Of the herbaceous perennials at Minnetrista, Joe-Pye weed is one of the skyscrapers, reaching 7–8 feet tall. Although it’s slow to get going—it’s one of the last plants to start growing in spring—its height soon surpasses most plants around it.
About this time last summer, I briefly mentioned a plant disease the gardeners and I were dealing with in the Minnetrista Boulevard planting bed. Called crown rot or southern blight, it was making quick work of hostas.
Behind The Orchard Shop at Minnetrista, there is a secret garden. Unassuming as it is, you might walk right past it. But take a closer look. This garden is bursting with food! And people! And…dogs? This is the Permaculture Demonstration Garden at Minnetrista, started in partnership with The Permaculture Initiative.
Ornamental grasses can bring height, texture, and color to your garden. They also provide food, shelter, and nesting material for birds and other wildlife. When you stop by your local plant seller, consider trying one of these.
The weather is warming, the days are longer, and the familiar sight of daffodil and tulip foliage emerging from their dormant rest is telling us it is spring! I’d say that this time of year, like no other, really gets the gardener motivated.
Did you know that some flowers begin growth in the winter? Spring ephemerals often start blooming before spring even arrives. Even now, with six inches of snow accumulation and a temperature of 14 degrees, winter aconite, scilla, , crocus, and many more are inching above ground, unfurling leaves, and producing flower buds. The best time to see these early beauties is approaching—they bloom from mid-March through April.
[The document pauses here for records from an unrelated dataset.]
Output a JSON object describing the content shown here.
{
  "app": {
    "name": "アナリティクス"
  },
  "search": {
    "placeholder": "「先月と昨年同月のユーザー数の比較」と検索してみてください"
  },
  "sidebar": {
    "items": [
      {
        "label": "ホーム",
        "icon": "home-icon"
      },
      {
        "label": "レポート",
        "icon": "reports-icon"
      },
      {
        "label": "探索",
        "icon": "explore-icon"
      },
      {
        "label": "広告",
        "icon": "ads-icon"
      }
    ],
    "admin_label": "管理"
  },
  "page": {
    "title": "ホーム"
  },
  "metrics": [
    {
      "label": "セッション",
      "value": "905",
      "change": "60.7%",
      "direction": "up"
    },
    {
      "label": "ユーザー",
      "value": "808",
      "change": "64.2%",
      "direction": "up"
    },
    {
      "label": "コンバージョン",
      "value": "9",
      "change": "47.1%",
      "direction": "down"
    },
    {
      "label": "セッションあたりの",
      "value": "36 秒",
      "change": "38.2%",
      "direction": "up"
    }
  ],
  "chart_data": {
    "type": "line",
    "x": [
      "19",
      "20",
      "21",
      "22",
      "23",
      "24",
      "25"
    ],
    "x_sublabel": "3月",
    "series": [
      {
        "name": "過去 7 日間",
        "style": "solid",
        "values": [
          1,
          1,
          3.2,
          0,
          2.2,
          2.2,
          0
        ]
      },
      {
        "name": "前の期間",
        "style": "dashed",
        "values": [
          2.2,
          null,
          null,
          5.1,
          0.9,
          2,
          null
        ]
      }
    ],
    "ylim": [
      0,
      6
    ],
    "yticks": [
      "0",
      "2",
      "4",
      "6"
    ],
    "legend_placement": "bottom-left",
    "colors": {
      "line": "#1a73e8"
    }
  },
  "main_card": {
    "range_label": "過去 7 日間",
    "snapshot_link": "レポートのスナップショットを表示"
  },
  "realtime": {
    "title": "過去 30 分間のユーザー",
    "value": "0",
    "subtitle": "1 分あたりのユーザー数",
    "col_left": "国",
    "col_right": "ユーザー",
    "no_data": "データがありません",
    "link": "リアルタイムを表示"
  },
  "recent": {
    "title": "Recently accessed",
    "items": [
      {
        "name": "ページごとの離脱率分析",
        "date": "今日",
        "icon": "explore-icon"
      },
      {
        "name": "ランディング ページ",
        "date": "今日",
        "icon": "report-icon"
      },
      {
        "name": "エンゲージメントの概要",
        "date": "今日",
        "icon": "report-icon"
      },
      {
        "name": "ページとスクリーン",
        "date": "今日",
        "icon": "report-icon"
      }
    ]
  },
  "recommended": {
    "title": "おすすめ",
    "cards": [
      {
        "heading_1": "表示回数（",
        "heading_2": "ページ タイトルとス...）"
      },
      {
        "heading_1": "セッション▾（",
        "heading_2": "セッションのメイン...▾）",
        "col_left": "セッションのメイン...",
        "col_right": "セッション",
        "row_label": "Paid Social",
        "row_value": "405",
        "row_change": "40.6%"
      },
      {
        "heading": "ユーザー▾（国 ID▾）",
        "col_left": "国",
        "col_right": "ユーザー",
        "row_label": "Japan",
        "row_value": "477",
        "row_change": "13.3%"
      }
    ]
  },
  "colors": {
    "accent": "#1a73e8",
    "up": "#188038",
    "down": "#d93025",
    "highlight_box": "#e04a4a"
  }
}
Large annuals may be just what you need in certain spots in the landscape. They can add some height to a flower garden. You can also get more for your money by filling up a large space with just a few plants. Large perennials, like grasses, could also be used for these purposes. These are great because they come back every year, but unlike annuals they take more than a year to reach their full size.